THE BIG SWEAT
It has been blistering outside, and shade and air conditioning are warranted as daily average temperatures are about 10-degrees above normal for the middle of July.
Nevertheless, a forecaster with the National Weather Service in State College doesn’t expect any record-high temperatures to be set; at least nowhere near the years 1988 and 1995, when the mercury soared to above the 100-degree mark during July.
“We’re not looking any where near breaking any high records,” said Kevin Fitzgerald, a meteorologist with the National Weather Service in State College.
That’s not to say Mother Nature isn’t her bothersome middle of summer self, especially for those who work or play outside or are attending the Lycoming County Fair this week.
On Tuesday, at least one man had received treatment at the first aid building at the fairgrounds, according to Shirley Temple, a registered nurse who volunteers for the American Red Cross.
“We’re not seeing a number of heat-related injuries,” she said. “Some of them are warm, but we haven’t seen heat exhaustion … it’s mostly been blisters,” she said.
Some women are wearing high heels at the fairgrounds, she added.
A bull riding competition Tuesday night had her on the alert, however. “We hope the bull keeps his horns to himself,” Temple said.
A burst of humidity and heat can be expected up until the weekend, as temperatures stay above average, however.

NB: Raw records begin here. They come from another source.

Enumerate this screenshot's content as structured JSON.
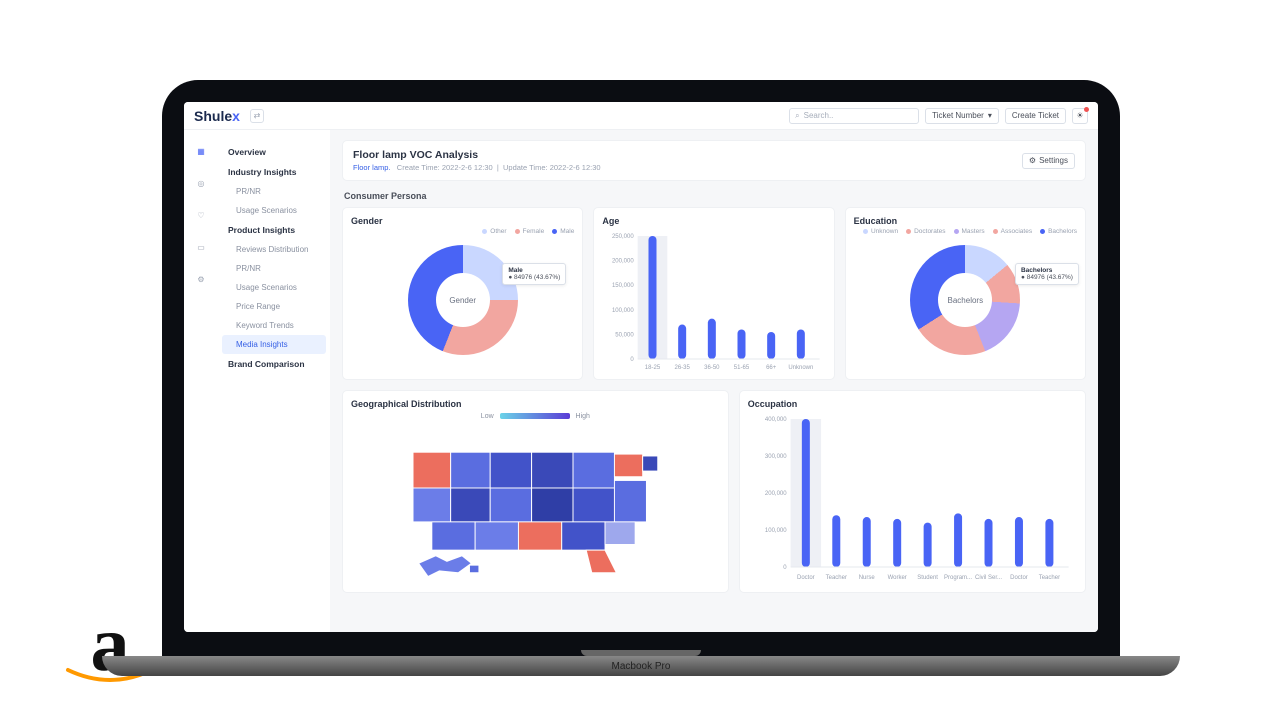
{
  "device": "Macbook Pro",
  "brand": "Shulex",
  "topbar": {
    "search_placeholder": "Search..",
    "filter_label": "Ticket Number",
    "create_label": "Create Ticket"
  },
  "sidenav": {
    "overview": "Overview",
    "industry_head": "Industry Insights",
    "industry": [
      "PR/NR",
      "Usage Scenarios"
    ],
    "product_head": "Product Insights",
    "product": [
      "Reviews Distribution",
      "PR/NR",
      "Usage Scenarios",
      "Price Range",
      "Keyword Trends",
      "Media Insights"
    ],
    "brand_comp": "Brand Comparison"
  },
  "header": {
    "title": "Floor lamp VOC Analysis",
    "crumb": "Floor lamp.",
    "create_label": "Create Time:",
    "create_time": "2022-2-6 12:30",
    "update_label": "Update Time:",
    "update_time": "2022-2-6 12:30",
    "settings": "Settings"
  },
  "section_title": "Consumer Persona",
  "cards": {
    "gender_title": "Gender",
    "age_title": "Age",
    "education_title": "Education",
    "geo_title": "Geographical Distribution",
    "occ_title": "Occupation",
    "gender_tooltip_label": "Male",
    "gender_tooltip_value": "● 84976  (43.67%)",
    "edu_tooltip_label": "Bachelors",
    "edu_tooltip_value": "● 84976  (43.67%)",
    "gender_center": "Gender",
    "edu_center": "Bachelors",
    "geo_low": "Low",
    "geo_high": "High"
  },
  "chart_data": [
    {
      "type": "pie",
      "id": "gender",
      "series": [
        {
          "name": "Other",
          "value": 25,
          "color": "#c9d7ff"
        },
        {
          "name": "Female",
          "value": 31,
          "color": "#f2a6a0"
        },
        {
          "name": "Male",
          "value": 44,
          "color": "#4964f5"
        }
      ],
      "title": "Gender",
      "tooltip": {
        "name": "Male",
        "count": 84976,
        "pct": 43.67
      }
    },
    {
      "type": "bar",
      "id": "age",
      "categories": [
        "18-25",
        "26-35",
        "36-50",
        "51-65",
        "66+",
        "Unknown"
      ],
      "values": [
        250000,
        70000,
        82000,
        60000,
        55000,
        60000
      ],
      "ylim": [
        0,
        250000
      ],
      "yticks": [
        50000,
        100000,
        150000,
        200000,
        250000
      ],
      "title": "Age"
    },
    {
      "type": "pie",
      "id": "education",
      "series": [
        {
          "name": "Unknown",
          "value": 14,
          "color": "#c9d7ff"
        },
        {
          "name": "Doctorates",
          "value": 12,
          "color": "#f2a6a0"
        },
        {
          "name": "Masters",
          "value": 18,
          "color": "#b5a6f2"
        },
        {
          "name": "Associates",
          "value": 22,
          "color": "#f2a6a0"
        },
        {
          "name": "Bachelors",
          "value": 34,
          "color": "#4964f5"
        }
      ],
      "title": "Education",
      "tooltip": {
        "name": "Bachelors",
        "count": 84976,
        "pct": 43.67
      }
    },
    {
      "type": "heatmap",
      "id": "geo",
      "title": "Geographical Distribution",
      "scale": {
        "low": "#6ad3e8",
        "high": "#5a3bd6"
      }
    },
    {
      "type": "bar",
      "id": "occupation",
      "categories": [
        "Doctor",
        "Teacher",
        "Nurse",
        "Worker",
        "Student",
        "Program...",
        "Civil Ser...",
        "Doctor",
        "Teacher"
      ],
      "values": [
        400000,
        140000,
        135000,
        130000,
        120000,
        145000,
        130000,
        135000,
        130000
      ],
      "ylim": [
        0,
        400000
      ],
      "yticks": [
        100000,
        200000,
        300000,
        400000
      ],
      "title": "Occupation"
    }
  ]
}
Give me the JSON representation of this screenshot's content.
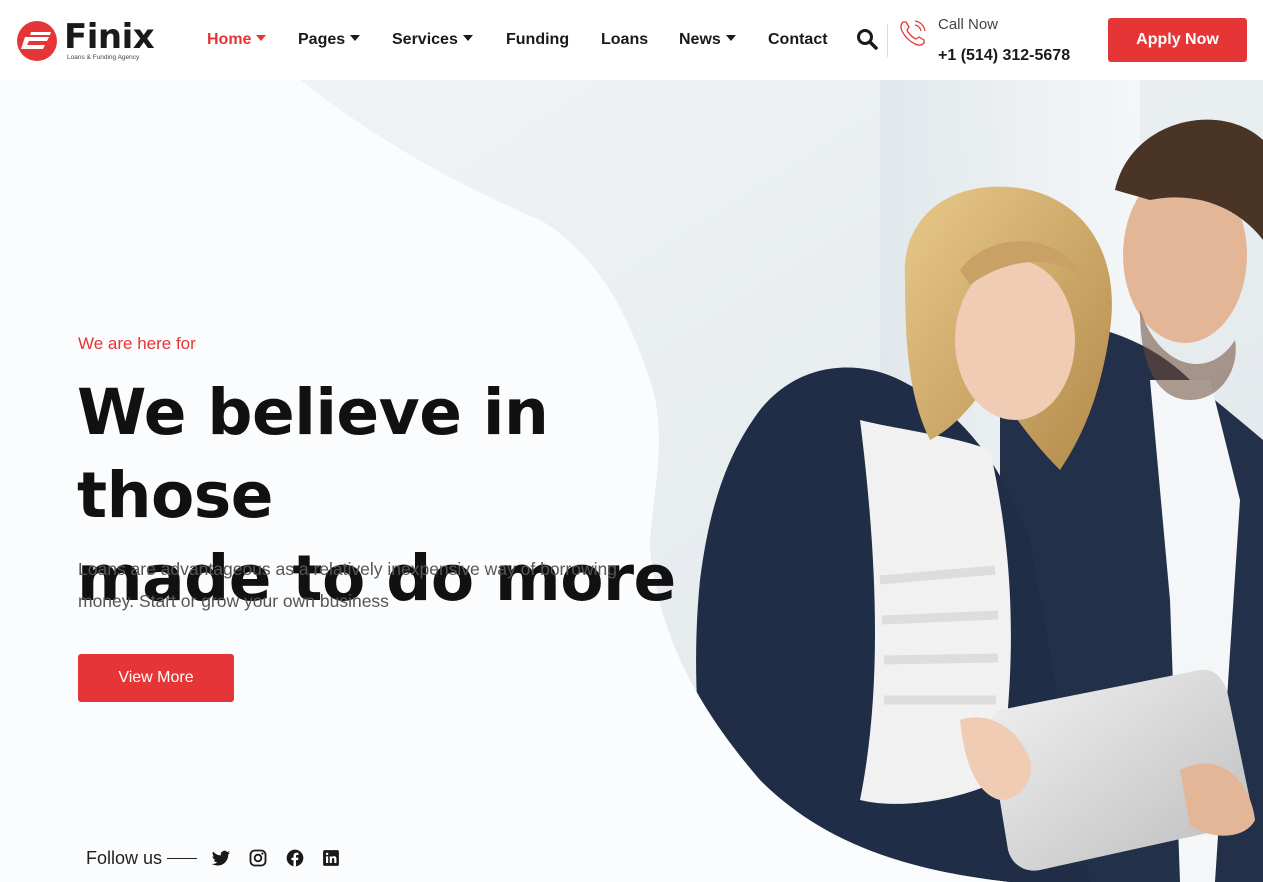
{
  "brand": {
    "name": "Finix",
    "tagline": "Loans & Funding Agency",
    "accent_color": "#e63537"
  },
  "nav": {
    "items": [
      {
        "label": "Home",
        "has_dropdown": true,
        "active": true
      },
      {
        "label": "Pages",
        "has_dropdown": true,
        "active": false
      },
      {
        "label": "Services",
        "has_dropdown": true,
        "active": false
      },
      {
        "label": "Funding",
        "has_dropdown": false,
        "active": false
      },
      {
        "label": "Loans",
        "has_dropdown": false,
        "active": false
      },
      {
        "label": "News",
        "has_dropdown": true,
        "active": false
      },
      {
        "label": "Contact",
        "has_dropdown": false,
        "active": false
      }
    ],
    "search_icon": "search-icon"
  },
  "contact": {
    "call_label": "Call Now",
    "phone": "+1 (514) 312-5678",
    "icon": "phone-icon"
  },
  "header": {
    "apply_label": "Apply Now"
  },
  "hero": {
    "eyebrow": "We are here for",
    "headline_line1": "We believe in those",
    "headline_line2": "made to do more",
    "lead": "Loans are advantageous as a relatively inexpensive way of borrowing money. Start or grow your own business",
    "cta_label": "View More"
  },
  "social": {
    "follow_label": "Follow us",
    "icons": [
      "twitter-icon",
      "instagram-icon",
      "facebook-icon",
      "linkedin-icon"
    ]
  }
}
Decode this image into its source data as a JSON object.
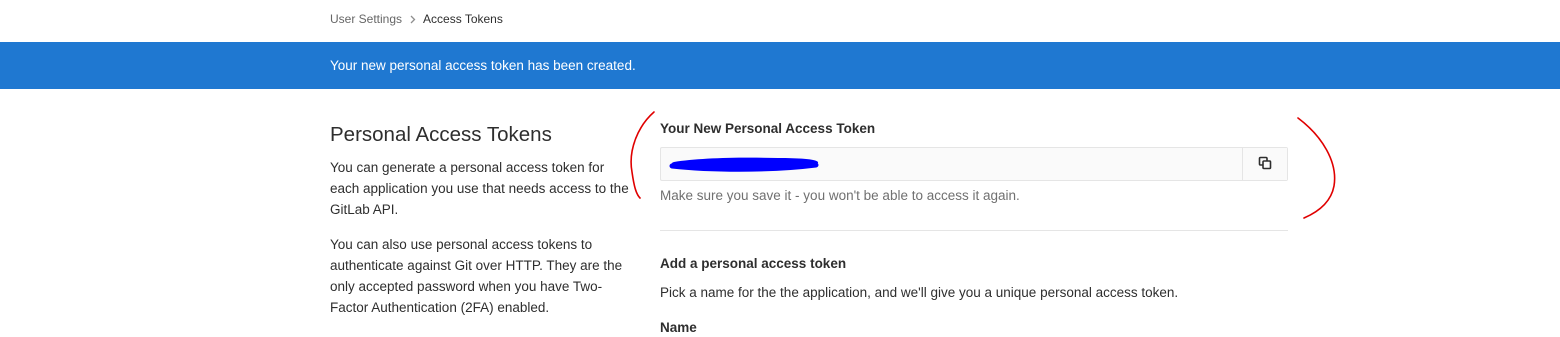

The average high temperature for this time of year is 84 degrees and temperatures were expected to peak Tuesday at about 94 degrees.
“It’s normal to get heat waves in July,” Fitzgerald said, looking at the rest of the week’s high and low record-setting days.
High daily temperatures previously soared to 103 degrees for the week over the course of collecting weather data, he said.
A review of the past couple of days shows the high temperature reached 90 degrees and the low 68 degrees on Sunday.
It’s was wicket hot on one week during the Great Depression as the record-high temperature for July 14 is 102 degrees, set in 1936, and the record-low temperature was 45 degrees, set in 1940.
Monday’s high temperature reached 94 degrees and the low was 68 degrees. The record-high temperature for the day is 103, set in 1995 and the record-low temperature, 48 degrees, set in 1930.
The record-high temperature for Tuesday reached 103 degrees, and was set in 1988, while the record-low was 47 degrees, set in 1946.
As of Tuesday afternoon, temperatures were expected to peak out at about 94 degrees.
For today, the record-high temperature is 98 degrees, set last year. The record low is 49 degrees, set in 1946.
For Thursday, the record-setting temperature was 98 degrees, set in 1953. The record-low is 47 degrees, set in 1909.
As Friday approaches, temperatures will start to dip a bit and head back into the high-80s to low-90s, according to Fitzgerald, far below the 101-degree record-setting high temperature set in 1991 for the day. The record-low for that night is 49 degrees, set in 1924.
Cooler air will arrive by Saturday, he said.
The record-high for the day is 100, set in 1991.